### Task goal:
For the data below, give the number of lines in which "Hello" occurs. Include nothing besides that number.

START Data supplied

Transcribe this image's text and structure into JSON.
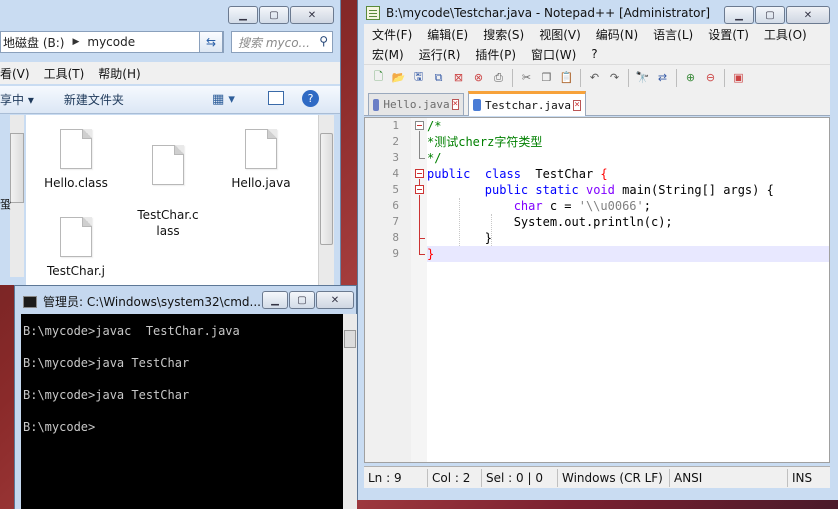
{
  "explorer": {
    "address": {
      "drive": "地磁盘 (B:)",
      "folder": "mycode"
    },
    "search_placeholder": "搜索 myco...",
    "menu": [
      "看(V)",
      "工具(T)",
      "帮助(H)"
    ],
    "toolbar": {
      "organize": "享中 ▾",
      "new_folder": "新建文件夹"
    },
    "files": [
      {
        "name": "Hello.class"
      },
      {
        "name": "TestChar.c\nlass"
      },
      {
        "name": "Hello.java"
      },
      {
        "name": "TestChar.j"
      }
    ],
    "side_text": "蛩"
  },
  "cmd": {
    "title": "管理员: C:\\Windows\\system32\\cmd....",
    "lines": [
      "B:\\mycode>javac  TestChar.java",
      "B:\\mycode>java TestChar",
      "B:\\mycode>java TestChar",
      "B:\\mycode>"
    ]
  },
  "npp": {
    "title": "B:\\mycode\\Testchar.java - Notepad++ [Administrator]",
    "menu_row1": [
      "文件(F)",
      "编辑(E)",
      "搜索(S)",
      "视图(V)",
      "编码(N)",
      "语言(L)",
      "设置(T)",
      "工具(O)"
    ],
    "menu_row2": [
      "宏(M)",
      "运行(R)",
      "插件(P)",
      "窗口(W)",
      "?"
    ],
    "tabs": [
      {
        "label": "Hello.java",
        "active": false
      },
      {
        "label": "Testchar.java",
        "active": true
      }
    ],
    "line_numbers": [
      "1",
      "2",
      "3",
      "4",
      "5",
      "6",
      "7",
      "8",
      "9"
    ],
    "status": {
      "ln": "Ln : 9",
      "col": "Col : 2",
      "sel": "Sel : 0 | 0",
      "eol": "Windows (CR LF)",
      "enc": "ANSI",
      "mode": "INS"
    }
  },
  "caption": {
    "min": "▁",
    "max": "▢",
    "close": "✕"
  },
  "colors": {
    "keyword": "#0000ff",
    "type": "#8000ff",
    "comment": "#008000",
    "string": "#808080",
    "brace": "#ff0000"
  }
}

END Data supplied

### Response for this exercise:
3